** TASK MATERIAL follows **

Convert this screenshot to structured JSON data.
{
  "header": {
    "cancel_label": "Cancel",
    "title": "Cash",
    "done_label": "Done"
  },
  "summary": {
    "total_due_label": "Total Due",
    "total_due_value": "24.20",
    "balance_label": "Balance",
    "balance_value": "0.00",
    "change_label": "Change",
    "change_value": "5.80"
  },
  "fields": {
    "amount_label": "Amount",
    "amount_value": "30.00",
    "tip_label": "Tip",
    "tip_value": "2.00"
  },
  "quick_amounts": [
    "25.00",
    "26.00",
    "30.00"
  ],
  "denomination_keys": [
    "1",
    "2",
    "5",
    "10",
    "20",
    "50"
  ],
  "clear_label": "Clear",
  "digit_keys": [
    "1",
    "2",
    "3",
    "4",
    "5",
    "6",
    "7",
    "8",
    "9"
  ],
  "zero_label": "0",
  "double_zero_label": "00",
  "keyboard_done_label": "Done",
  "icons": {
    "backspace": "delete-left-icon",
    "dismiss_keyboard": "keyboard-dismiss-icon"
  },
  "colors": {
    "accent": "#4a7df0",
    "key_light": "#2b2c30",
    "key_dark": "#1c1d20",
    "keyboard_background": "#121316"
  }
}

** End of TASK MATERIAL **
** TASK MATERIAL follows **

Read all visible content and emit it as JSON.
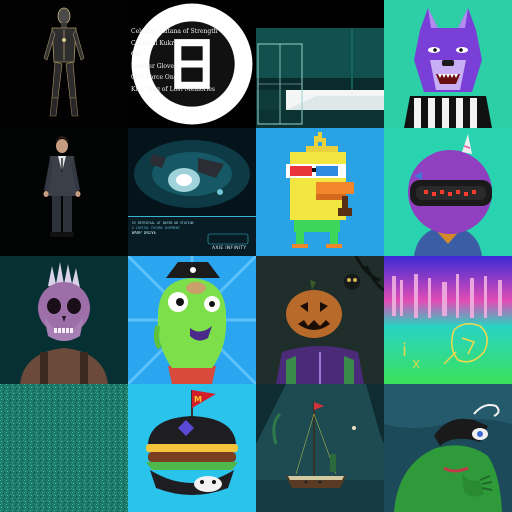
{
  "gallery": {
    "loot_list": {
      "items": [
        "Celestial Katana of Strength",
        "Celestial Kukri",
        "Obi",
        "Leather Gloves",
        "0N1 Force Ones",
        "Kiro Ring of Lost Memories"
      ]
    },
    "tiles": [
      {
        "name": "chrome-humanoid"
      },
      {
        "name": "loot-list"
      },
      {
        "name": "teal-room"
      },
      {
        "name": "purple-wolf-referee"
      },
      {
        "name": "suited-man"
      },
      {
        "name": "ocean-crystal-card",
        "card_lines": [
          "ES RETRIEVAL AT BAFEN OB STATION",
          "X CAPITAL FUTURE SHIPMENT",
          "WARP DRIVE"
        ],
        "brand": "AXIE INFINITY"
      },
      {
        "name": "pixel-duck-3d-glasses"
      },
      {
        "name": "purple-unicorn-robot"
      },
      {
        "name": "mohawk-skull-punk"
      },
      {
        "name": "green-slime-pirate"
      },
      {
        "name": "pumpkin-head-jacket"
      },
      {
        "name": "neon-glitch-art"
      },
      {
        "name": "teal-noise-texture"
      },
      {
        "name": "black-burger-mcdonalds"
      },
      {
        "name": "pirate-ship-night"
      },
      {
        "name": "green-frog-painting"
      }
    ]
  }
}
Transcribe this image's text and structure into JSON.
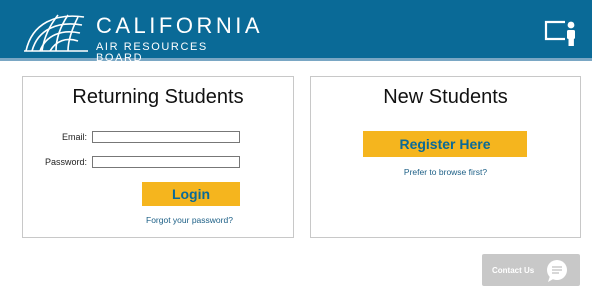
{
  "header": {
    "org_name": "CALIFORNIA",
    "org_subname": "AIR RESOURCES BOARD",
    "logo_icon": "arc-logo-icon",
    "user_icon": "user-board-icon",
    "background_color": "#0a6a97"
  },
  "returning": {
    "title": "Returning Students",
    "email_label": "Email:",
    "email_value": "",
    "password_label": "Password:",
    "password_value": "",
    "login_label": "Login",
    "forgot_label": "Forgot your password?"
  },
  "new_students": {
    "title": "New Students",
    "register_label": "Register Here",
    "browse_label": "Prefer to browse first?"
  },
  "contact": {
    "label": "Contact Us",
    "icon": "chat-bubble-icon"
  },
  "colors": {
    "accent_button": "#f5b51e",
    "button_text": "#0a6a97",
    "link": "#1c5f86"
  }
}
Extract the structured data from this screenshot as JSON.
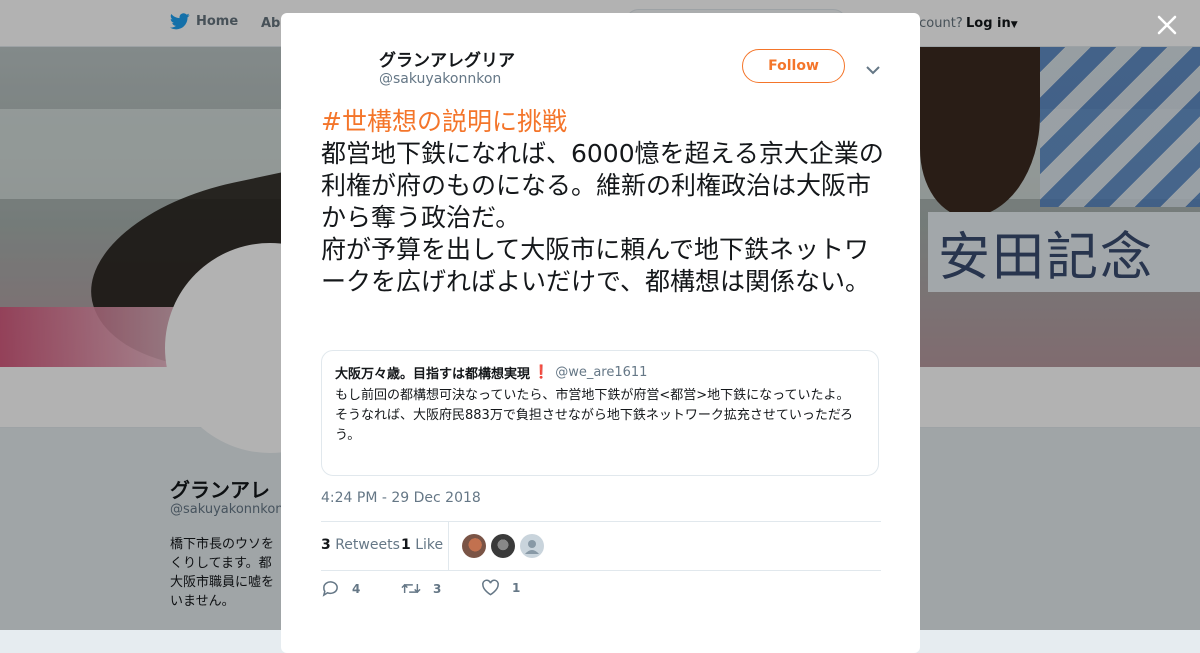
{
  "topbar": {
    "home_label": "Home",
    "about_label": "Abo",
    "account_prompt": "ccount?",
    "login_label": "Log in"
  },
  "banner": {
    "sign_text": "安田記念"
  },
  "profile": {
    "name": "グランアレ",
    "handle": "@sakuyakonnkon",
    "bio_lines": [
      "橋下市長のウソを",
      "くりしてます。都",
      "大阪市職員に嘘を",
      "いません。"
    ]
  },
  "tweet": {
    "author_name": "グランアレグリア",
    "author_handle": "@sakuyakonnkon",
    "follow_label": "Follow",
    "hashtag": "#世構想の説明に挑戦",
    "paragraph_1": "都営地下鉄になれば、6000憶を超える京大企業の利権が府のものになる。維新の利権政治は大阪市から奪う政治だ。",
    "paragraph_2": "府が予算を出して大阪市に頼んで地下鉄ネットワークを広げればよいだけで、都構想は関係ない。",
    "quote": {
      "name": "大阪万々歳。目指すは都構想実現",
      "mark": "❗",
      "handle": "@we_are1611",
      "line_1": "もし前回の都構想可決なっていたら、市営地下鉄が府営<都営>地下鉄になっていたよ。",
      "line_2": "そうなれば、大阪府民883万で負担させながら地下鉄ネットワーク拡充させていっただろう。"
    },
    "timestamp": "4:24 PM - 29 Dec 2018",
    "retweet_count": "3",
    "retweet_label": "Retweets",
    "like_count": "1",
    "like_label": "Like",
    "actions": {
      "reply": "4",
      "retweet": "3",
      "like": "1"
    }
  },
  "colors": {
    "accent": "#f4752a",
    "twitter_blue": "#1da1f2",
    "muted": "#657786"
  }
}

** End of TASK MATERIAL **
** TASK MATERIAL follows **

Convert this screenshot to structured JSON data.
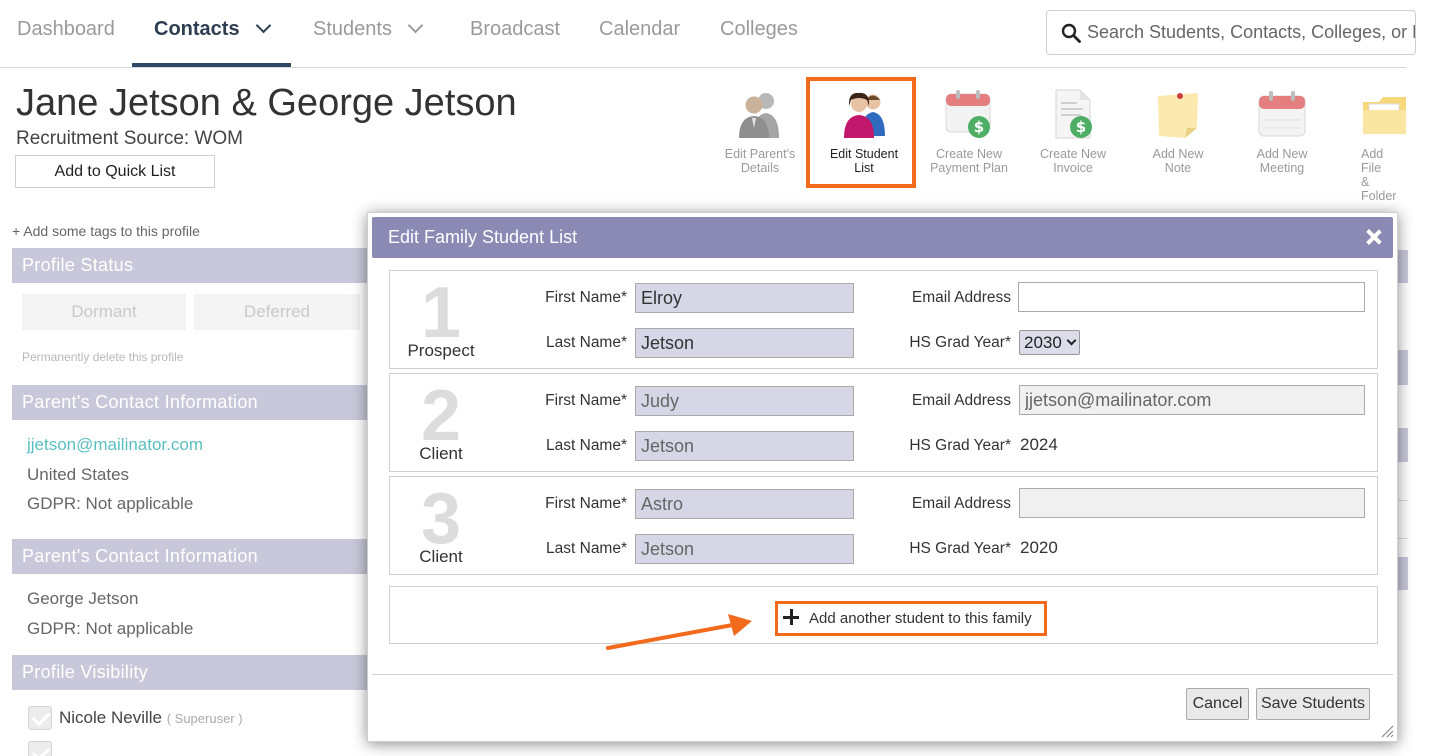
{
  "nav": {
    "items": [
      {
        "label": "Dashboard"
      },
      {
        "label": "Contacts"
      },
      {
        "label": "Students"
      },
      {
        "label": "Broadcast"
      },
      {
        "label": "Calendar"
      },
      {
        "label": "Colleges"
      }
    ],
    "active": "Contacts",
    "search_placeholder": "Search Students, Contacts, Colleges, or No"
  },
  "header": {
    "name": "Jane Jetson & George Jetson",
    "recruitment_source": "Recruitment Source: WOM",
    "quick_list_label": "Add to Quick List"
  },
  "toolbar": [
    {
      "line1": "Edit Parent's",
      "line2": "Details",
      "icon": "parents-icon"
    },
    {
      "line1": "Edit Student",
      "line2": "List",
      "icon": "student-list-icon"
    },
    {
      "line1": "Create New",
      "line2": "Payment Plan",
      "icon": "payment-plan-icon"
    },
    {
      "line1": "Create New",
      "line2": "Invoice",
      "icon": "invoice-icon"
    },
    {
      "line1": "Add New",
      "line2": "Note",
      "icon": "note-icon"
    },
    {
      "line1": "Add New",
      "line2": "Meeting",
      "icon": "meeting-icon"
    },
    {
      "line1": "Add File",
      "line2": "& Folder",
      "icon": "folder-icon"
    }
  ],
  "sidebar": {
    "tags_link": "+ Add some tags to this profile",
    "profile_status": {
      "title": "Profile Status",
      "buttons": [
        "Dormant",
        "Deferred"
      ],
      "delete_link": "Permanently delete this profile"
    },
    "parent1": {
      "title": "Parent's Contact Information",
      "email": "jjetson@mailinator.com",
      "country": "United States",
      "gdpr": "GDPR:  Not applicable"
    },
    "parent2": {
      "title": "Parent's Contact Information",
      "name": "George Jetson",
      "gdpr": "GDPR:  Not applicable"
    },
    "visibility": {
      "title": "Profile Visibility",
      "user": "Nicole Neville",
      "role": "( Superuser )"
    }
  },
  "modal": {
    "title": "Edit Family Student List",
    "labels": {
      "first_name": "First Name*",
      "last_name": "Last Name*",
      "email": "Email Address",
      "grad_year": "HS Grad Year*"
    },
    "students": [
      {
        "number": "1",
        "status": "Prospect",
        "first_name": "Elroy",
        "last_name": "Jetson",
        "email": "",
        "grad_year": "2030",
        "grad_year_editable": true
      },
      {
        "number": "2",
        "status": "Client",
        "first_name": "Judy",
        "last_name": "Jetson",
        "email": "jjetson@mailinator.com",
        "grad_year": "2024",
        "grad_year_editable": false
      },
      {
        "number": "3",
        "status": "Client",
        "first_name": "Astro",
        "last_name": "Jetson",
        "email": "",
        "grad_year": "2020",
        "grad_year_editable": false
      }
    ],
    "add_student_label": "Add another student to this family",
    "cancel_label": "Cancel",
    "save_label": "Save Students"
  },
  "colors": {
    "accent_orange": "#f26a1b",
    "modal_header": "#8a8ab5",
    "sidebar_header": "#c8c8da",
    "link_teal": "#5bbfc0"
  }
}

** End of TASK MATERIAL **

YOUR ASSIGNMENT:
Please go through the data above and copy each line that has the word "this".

RESULT:
Convert this screenshot to structured JSON data.
Transcribe this image's text and structure into JSON.
Extract the structured data from this screenshot as JSON.
Convert this screenshot to structured JSON data.
    "tags_link": "+ Add some tags to this profile",
      "delete_link": "Permanently delete this profile"
    "add_student_label": "Add another student to this family",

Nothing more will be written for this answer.